In addition to the effect of boron on the thermodynamic stability, it was found that pyrolysis at higher temperature leads to the stabilization of the Si–B–O–C glasses and a greater stability of the Si–O–C glass. A similar trend has been recently reported for the Si–(B–)C–N PDCs.[40] As the chemistry of the glasses remains unchanged with the increase in temperature, the enthalpy change from 1000°C to 1200°C is attributed to the structural change. Indeed, pyrolysis at the higher temperature results in a lesser degree of disordering and a more favorable arrangement of the structural units.
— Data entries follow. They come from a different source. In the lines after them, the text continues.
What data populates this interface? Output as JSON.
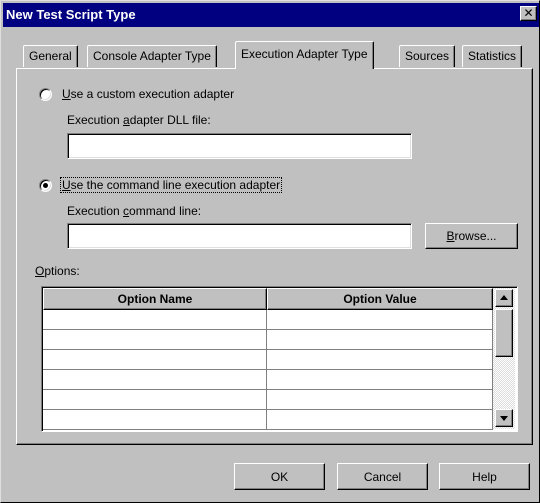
{
  "window": {
    "title": "New Test Script Type",
    "close_glyph": "✕"
  },
  "tabs": [
    {
      "label": "General",
      "active": false
    },
    {
      "label": "Console Adapter Type",
      "active": false
    },
    {
      "label": "Execution Adapter Type",
      "active": true
    },
    {
      "label": "Sources",
      "active": false
    },
    {
      "label": "Statistics",
      "active": false
    }
  ],
  "custom_adapter": {
    "radio": {
      "pre": "",
      "ul": "U",
      "post": "se a custom execution adapter",
      "selected": false
    },
    "dll_label": {
      "pre": "Execution ",
      "ul": "a",
      "post": "dapter DLL file:"
    },
    "dll_value": ""
  },
  "cmdline_adapter": {
    "radio": {
      "pre": "",
      "ul": "U",
      "post": "se the command line execution adapter",
      "selected": true
    },
    "cmd_label": {
      "pre": "Execution ",
      "ul": "c",
      "post": "ommand line:"
    },
    "cmd_value": "",
    "browse": {
      "pre": "",
      "ul": "B",
      "post": "rowse..."
    }
  },
  "options": {
    "label": {
      "pre": "",
      "ul": "O",
      "post": "ptions:"
    },
    "columns": [
      "Option Name",
      "Option Value"
    ],
    "rows": [
      [
        "",
        ""
      ],
      [
        "",
        ""
      ],
      [
        "",
        ""
      ],
      [
        "",
        ""
      ],
      [
        "",
        ""
      ],
      [
        "",
        ""
      ]
    ]
  },
  "footer": {
    "ok": "OK",
    "cancel": "Cancel",
    "help": "Help"
  }
}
A more ordered structure at higher temperature appears, at first glance, to be inconsistent with thermodynamic principles, which would favor more disorder, a more positive enthalpy and a more positive configurationally entropy at higher temperature. This dilemma can be resolved in at least two ways. First, if the materials pyrolyzed at a lower temperature contain more hydrogen (even at low levels), the evolution of this hydrogen on heating would provide the entropic driving force, as has been argued for Si–C–N PDCs.[3] Second, if the glasses pyrolyzed at 1000°C are not fully relaxed into their most favorable structural state (have not attained equilibrium), heating at a higher temperature may allow irreversible transformation to the lowest free energy state. Moreover, relaxation of the structure due to demixing of mixed SiCiO4−i and BCjO3−j bonds, as shown by the NMR results, and coarsening of silicon oxycarbide and free-carbon domains[12] are additional factors that can contribute to the stabilization of the glasses at the higher pyrolysis temperature and eventually lead to crystallization.
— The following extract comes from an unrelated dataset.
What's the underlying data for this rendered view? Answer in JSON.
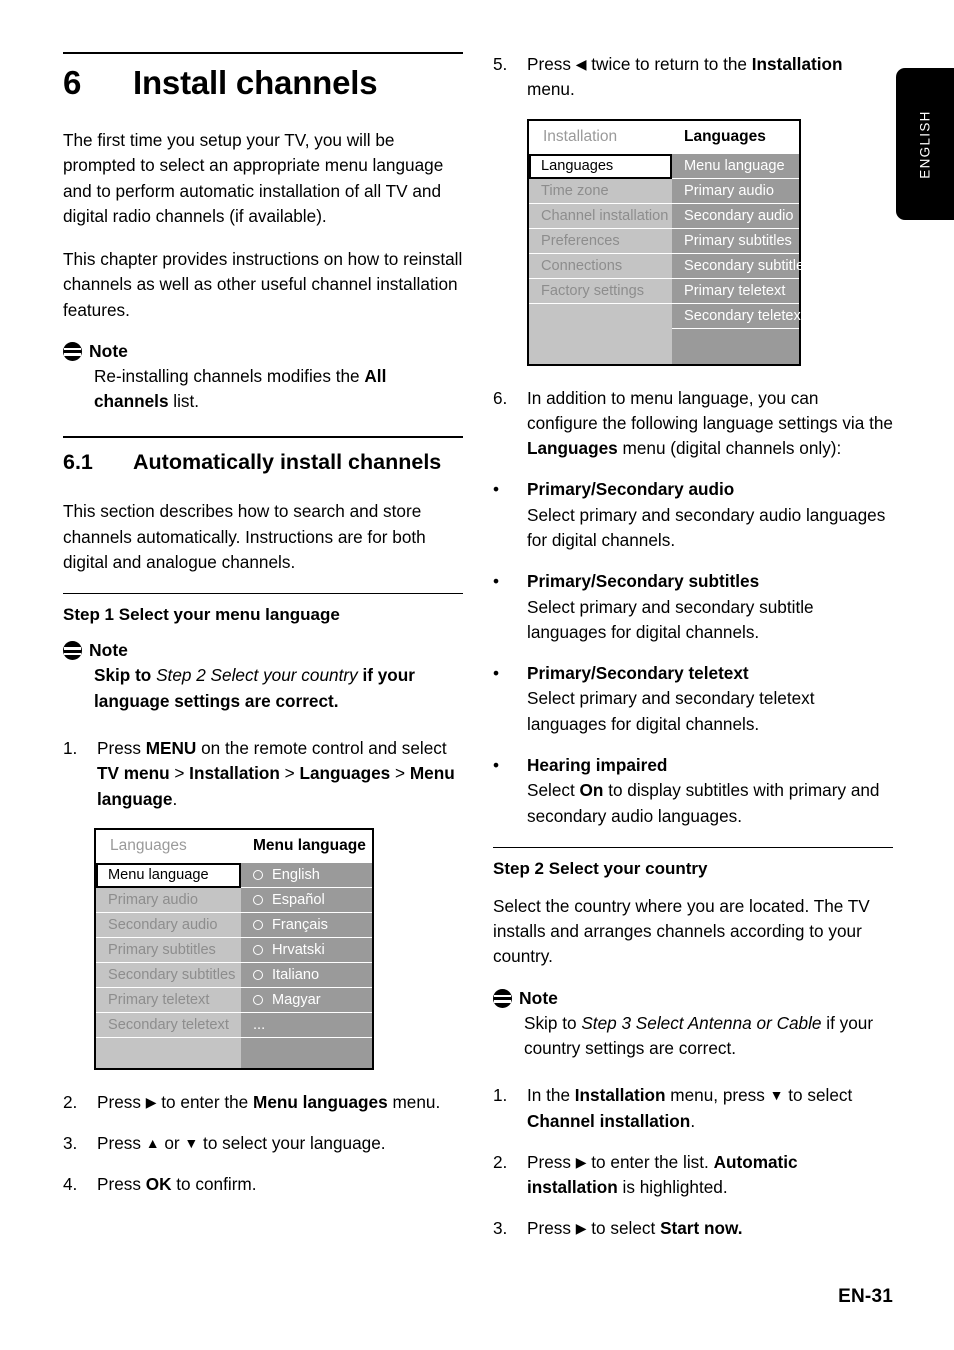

V. Conclusions

  1. Top of page
  2. Abstract
  3. I. Introduction
  4. II. Experimental Procedures
  5. III. Results and Data Analysis
  6. IV. Discussion
  7. V. Conclusions
  8. Acknowledgments
  9. References

The analysis of calorimetric measurements on a set of Si–(B–)O–C polymer-derived glass compositions demonstrates that adding B into the Si–O–C glass diminishes the thermodynamic stability with respect to the competitive crystalline components. With support of NMR measurements, the diminished thermodynamic stability is suggested to be connected to the increased net internal energy of the system due to the formation of BCjO3−j trigonal units within the silicon oxycarbide phase, which could disrupt the linkages of SiCiO4−i tetrahedral units in the Si–O–C glass. The increase in the pyrolysis temperature leads to energetic stabilization of the B-containing glasses and a greater stability of the B-free Si–O–C glass.
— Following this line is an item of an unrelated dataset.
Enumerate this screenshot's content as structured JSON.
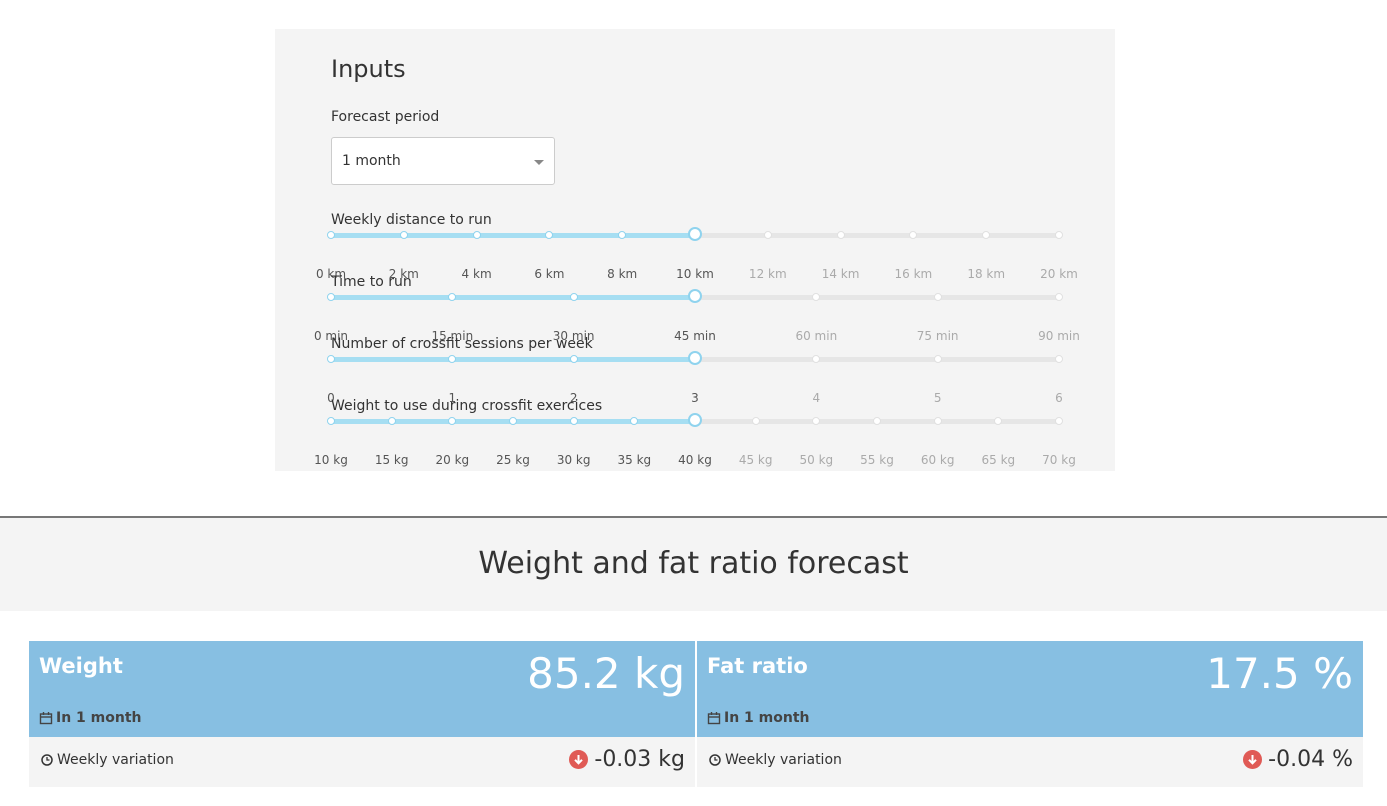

Acknowledgments

  1. Top of page
  2. Abstract
  3. I. Introduction
  4. II. Experimental Procedures
  5. III. Results and Data Analysis
  6. IV. Discussion
  7. V. Conclusions
  8. Acknowledgments
  9. References

The authors acknowledge financial supports by the National Science Foundation, grant MWN-0907792 and the EU through the MC-ITN FUNEA, CT-264873.

References

  1. Top of page
  2. Abstract
  3. I. Introduction
  4. II. Experimental Procedures
  5. III. Results and Data Analysis
  6. IV. Discussion
  7. V. Conclusions
  8. Acknowledgments
  9. References